# MATERIAL FOR THE TASK
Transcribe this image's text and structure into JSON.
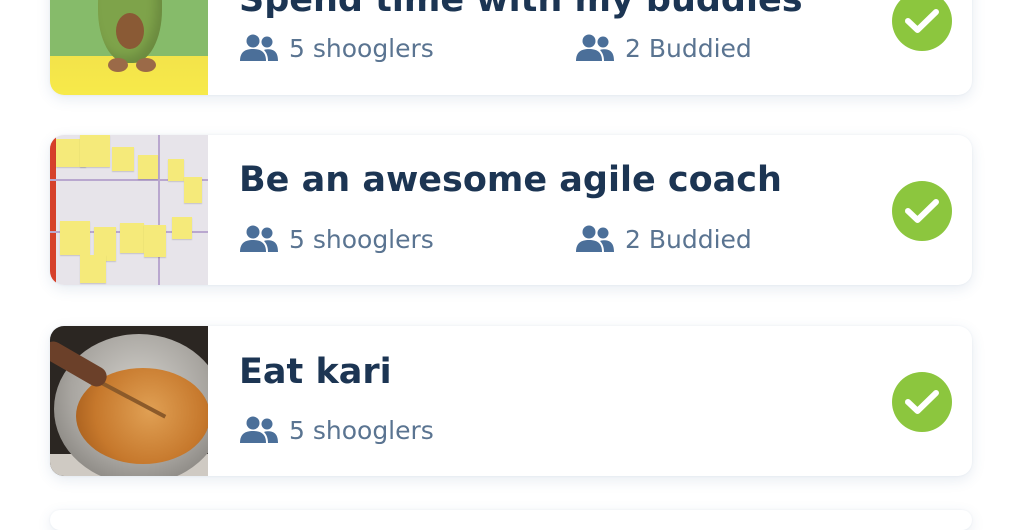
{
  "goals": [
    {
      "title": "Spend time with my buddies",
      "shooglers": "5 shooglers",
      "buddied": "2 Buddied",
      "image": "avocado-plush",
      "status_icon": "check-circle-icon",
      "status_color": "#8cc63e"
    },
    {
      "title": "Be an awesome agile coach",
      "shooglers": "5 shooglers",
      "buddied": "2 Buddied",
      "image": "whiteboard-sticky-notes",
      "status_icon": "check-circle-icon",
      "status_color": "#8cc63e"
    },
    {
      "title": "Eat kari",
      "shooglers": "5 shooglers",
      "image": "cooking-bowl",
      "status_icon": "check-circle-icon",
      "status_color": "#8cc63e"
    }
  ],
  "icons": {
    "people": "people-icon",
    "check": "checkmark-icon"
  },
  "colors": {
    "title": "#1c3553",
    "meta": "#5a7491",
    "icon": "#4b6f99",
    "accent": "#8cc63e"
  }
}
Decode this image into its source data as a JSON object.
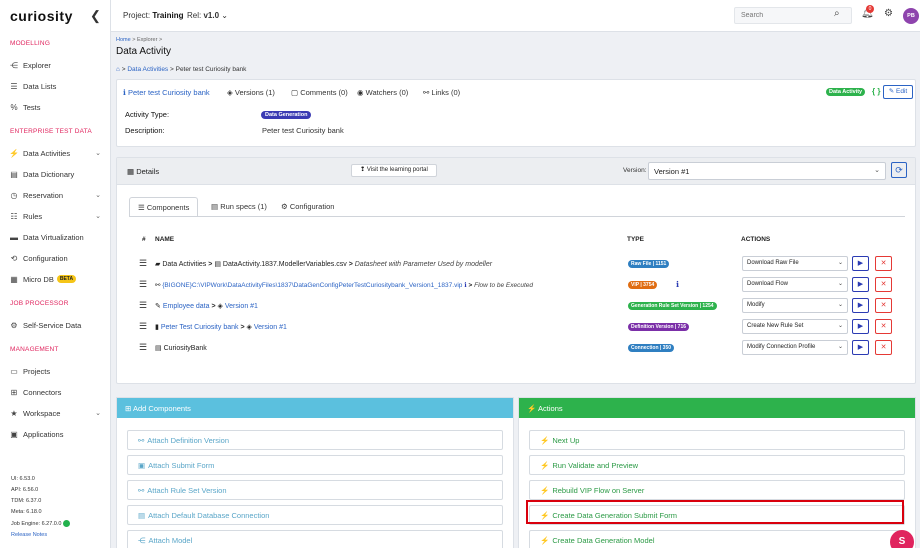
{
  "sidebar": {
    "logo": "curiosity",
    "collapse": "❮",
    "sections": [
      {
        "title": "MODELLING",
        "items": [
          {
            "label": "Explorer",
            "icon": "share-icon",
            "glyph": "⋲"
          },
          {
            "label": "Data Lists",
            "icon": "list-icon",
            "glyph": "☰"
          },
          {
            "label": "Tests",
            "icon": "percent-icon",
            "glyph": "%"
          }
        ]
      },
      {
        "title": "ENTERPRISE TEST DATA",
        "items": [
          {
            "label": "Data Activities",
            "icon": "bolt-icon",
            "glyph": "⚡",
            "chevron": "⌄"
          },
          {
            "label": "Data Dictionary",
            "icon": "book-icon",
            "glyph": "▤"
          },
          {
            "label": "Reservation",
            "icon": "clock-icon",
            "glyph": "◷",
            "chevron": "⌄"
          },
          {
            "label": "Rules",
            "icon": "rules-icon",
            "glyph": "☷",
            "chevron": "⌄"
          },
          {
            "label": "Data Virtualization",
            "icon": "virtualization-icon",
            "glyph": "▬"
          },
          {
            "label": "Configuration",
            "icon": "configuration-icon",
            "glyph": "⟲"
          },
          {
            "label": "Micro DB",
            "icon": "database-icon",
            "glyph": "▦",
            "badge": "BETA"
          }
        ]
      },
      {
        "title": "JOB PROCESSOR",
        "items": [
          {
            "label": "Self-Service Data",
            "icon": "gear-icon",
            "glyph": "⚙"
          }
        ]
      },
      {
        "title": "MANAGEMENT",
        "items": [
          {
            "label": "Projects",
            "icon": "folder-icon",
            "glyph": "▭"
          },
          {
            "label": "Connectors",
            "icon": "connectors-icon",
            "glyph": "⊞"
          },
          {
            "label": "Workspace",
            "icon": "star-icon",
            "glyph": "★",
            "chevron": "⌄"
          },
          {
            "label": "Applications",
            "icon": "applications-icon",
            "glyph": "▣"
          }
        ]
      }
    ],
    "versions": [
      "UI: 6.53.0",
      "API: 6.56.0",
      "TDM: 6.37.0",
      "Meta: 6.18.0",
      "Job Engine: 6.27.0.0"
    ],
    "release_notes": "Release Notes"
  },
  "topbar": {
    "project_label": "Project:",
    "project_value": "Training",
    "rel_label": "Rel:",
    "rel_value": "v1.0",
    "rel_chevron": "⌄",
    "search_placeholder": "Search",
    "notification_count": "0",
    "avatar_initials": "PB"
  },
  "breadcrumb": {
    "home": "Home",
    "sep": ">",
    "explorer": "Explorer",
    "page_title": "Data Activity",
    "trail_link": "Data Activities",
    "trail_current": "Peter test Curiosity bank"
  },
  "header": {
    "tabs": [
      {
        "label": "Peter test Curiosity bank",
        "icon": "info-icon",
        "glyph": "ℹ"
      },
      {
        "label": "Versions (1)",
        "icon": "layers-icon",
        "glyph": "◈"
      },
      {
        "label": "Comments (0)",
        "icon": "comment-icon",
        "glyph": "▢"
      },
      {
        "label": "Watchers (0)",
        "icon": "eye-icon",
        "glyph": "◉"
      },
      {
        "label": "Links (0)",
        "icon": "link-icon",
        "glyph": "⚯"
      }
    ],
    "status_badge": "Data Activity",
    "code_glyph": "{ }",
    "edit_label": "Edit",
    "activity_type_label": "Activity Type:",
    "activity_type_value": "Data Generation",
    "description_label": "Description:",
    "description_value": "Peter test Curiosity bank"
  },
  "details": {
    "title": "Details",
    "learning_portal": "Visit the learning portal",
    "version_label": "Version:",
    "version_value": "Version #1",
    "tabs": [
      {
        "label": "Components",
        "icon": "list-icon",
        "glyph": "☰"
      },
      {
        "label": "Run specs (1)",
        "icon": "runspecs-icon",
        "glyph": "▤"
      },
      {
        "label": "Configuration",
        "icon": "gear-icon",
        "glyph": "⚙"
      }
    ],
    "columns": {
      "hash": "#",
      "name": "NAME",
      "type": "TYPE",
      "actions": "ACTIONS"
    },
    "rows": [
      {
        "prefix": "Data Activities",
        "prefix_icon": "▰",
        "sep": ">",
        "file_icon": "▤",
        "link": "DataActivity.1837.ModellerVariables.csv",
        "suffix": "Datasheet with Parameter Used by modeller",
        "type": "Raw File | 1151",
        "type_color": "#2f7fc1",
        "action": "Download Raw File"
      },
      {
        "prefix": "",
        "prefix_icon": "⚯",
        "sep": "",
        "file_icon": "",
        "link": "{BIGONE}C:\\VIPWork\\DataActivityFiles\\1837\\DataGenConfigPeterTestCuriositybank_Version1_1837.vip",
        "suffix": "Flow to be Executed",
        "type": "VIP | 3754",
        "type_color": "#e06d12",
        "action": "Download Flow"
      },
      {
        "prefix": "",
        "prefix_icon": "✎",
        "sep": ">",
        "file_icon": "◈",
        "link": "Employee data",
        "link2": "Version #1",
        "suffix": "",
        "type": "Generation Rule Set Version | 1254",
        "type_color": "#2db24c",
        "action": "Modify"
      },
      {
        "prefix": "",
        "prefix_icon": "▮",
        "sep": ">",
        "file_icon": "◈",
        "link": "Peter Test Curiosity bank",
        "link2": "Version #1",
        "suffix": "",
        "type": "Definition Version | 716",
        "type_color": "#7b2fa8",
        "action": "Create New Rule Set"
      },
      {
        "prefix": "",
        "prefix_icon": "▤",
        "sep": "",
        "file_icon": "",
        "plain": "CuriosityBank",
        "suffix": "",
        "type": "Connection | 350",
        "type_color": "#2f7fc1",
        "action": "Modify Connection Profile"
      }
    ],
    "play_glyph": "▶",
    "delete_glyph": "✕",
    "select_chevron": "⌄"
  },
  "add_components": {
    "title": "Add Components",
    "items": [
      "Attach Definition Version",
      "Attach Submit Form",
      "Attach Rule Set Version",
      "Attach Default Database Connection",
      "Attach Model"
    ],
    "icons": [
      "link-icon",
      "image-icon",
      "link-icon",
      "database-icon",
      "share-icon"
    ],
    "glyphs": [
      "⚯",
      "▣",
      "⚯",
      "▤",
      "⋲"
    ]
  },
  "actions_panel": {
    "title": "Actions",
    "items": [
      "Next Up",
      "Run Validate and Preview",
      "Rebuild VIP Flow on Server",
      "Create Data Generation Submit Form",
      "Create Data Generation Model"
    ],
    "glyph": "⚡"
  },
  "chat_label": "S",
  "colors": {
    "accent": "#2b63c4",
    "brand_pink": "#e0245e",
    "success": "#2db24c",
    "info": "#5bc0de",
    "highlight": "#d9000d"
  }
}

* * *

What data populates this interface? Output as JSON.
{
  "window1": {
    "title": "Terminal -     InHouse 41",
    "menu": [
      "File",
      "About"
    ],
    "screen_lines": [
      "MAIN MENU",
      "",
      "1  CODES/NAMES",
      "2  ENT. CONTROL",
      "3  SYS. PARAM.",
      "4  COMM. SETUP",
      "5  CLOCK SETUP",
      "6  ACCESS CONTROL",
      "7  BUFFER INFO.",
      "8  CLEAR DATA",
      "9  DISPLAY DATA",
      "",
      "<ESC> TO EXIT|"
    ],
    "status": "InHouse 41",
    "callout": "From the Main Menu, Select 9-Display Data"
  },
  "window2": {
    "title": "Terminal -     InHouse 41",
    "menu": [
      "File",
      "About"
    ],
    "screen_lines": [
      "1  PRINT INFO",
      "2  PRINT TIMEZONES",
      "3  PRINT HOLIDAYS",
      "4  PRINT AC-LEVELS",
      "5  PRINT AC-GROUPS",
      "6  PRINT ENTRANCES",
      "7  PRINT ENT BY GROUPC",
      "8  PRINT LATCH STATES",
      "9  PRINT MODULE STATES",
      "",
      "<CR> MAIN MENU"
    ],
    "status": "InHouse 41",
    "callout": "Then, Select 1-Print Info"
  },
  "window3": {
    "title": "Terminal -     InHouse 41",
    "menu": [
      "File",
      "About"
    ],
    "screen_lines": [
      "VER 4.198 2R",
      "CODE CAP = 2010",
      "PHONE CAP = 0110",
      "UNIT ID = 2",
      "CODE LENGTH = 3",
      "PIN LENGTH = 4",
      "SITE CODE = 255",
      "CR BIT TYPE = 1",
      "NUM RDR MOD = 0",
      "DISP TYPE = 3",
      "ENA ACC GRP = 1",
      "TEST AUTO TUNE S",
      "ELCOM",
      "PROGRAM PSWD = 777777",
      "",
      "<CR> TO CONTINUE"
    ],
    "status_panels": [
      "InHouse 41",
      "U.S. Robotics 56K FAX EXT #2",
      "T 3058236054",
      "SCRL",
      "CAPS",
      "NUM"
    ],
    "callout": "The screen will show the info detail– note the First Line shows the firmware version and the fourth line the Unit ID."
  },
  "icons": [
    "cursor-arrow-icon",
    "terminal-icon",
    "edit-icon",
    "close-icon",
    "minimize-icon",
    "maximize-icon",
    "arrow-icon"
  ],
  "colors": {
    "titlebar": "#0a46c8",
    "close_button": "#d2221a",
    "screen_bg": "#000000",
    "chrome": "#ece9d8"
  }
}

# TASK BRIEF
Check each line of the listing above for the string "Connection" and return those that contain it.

# ANSWER FOR THIS EXERCISE
        "type": "Connection | 350",
        "action": "Modify Connection Profile"
      "Attach Default Database Connection",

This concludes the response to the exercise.